Maintaining the QIP important for students
Enriching University of Lethbridge student experiences at an already vibrant and dynamic campus was the basis for the creation of the Quality Initiatives Program (QIP). Maintaining the QIP in the face of pending budget cuts is a looming challenge.
Study lounges, Fresh Fest, academic speakers, the ULSU Food Bank and undergraduate research initiatives are just a few examples of how the QIP program continues to meet the needs of students and how important this program has become to the U of L.
“Funding for student assistance and student initiatives is precisely for what the Quality Initiatives Program is designed,” says Jeremy Girard, ULSU president. “This year, the University and the ULSU are providing $600,000 towards these budget lines, which will provide many students with an amazing source of funding.”
The QIP, however, could be facing some tough times ahead, according to Girard. With the prospect of government funding cuts to post-secondary education, the University will be forced to make difficult budgetary decisions, putting the QIP at risk of being eradicated.

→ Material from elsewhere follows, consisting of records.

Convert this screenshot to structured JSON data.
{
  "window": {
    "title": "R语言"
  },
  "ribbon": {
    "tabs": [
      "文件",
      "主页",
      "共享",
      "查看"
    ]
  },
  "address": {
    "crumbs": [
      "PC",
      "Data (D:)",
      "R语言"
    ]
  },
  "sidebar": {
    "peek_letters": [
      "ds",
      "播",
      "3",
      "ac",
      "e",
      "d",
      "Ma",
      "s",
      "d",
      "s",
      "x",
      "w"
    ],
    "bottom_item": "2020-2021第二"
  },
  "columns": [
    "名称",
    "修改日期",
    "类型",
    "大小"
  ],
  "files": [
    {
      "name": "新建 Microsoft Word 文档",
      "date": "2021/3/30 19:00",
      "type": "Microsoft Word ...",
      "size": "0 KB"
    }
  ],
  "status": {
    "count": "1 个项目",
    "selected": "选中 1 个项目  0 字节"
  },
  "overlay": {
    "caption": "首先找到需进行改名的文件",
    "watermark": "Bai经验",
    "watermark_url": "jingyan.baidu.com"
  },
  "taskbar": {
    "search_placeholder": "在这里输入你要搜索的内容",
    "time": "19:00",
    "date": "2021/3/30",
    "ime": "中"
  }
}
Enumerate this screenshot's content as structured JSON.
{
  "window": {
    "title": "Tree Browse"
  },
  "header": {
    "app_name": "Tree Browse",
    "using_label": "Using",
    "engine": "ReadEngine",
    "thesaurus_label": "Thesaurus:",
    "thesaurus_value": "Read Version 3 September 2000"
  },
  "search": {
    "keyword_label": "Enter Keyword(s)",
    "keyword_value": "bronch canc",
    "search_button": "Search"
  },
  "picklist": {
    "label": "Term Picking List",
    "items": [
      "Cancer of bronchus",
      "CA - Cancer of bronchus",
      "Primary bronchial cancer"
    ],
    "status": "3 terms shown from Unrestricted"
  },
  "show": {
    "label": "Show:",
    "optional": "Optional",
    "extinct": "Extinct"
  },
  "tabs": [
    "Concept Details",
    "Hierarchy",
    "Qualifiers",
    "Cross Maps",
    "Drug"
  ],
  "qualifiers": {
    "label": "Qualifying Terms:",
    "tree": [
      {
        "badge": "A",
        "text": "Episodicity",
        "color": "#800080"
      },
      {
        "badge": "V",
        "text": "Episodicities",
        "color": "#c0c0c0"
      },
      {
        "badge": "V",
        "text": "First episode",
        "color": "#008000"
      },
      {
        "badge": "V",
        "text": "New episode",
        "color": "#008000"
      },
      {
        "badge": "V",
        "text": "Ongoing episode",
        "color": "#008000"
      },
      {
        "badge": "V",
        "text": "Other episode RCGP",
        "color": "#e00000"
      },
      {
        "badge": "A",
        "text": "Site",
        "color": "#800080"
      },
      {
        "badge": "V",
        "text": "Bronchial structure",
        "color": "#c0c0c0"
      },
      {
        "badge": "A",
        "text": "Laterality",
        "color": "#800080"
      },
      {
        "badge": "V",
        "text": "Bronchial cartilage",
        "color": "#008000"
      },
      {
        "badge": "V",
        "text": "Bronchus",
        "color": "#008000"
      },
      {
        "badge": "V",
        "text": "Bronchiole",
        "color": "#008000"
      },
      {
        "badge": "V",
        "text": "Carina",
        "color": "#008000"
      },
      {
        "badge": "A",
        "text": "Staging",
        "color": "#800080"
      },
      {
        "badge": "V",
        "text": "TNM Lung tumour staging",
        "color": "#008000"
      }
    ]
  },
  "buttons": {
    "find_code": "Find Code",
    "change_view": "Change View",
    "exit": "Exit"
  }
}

“The ULSU is striving and urgently pushing that QIP be maintained, by being an active voice in the University Budget Committee, by having regular discussion with senior administration and by lobbying the Province of Alberta to increase base operating funding,” says Girard. “QIP is an essential part of student funding at the University of Lethbridge and its inception shows long-term and high-level thinking by the Board of Governors.”
In 2005, QIP was developed as a result of negotiations between the University of Lethbridge Students’ Union Executive Council and University administration. After witnessing the successes of a similar program at the University of Calgary, both parties agreed on establishing a QIP to begin in the 2006-2007 fiscal year.
Under the QIP program, University administration allocates 12 per cent of annual tuition fee increases to support the proposal-based funding system.
According to Girard, QIP has $210,000 available in scholarships, grants and bursaries, which are allocated by the University. There is also $80,000 dedicated to undergraduate research opportunities that have opened up more opportunities for students wishing to extend research into non-science areas, where in the past less funding has been available.
QIP also offers students an emergency assistance program for students who find themselves in the position of not being able to meet their basic living requirements.
“For students who find themselves in a severely tight spot, with no other funding options, non-repayable emergency assistance grants are available,” says Girard, adding that the program also funds two food bank programs and a one-time distribution of monies towards disabilities funding.
“Overall, the University and the ULSU have $35,000 available per year for needs-based funding.”
Students who are interested in attending conferences or volunteering can also benefit from QIP, which has the resources to allocate $20,000 per year to this type of learning.
“These learning experiences are encouraged by the University and the ULSU, as learning outside of class is a keystone to a liberal education,” says Girard.
Just this year, QIP funds have been granted to Fresh Fest, the four-day event that welcomes new and returning students to the University and the ULSU. Rookie Camp is supported by the ULSU, and coordinated by Recruitment and Student Life, to promote student retention and serves as another example of the benefits of QIP funding.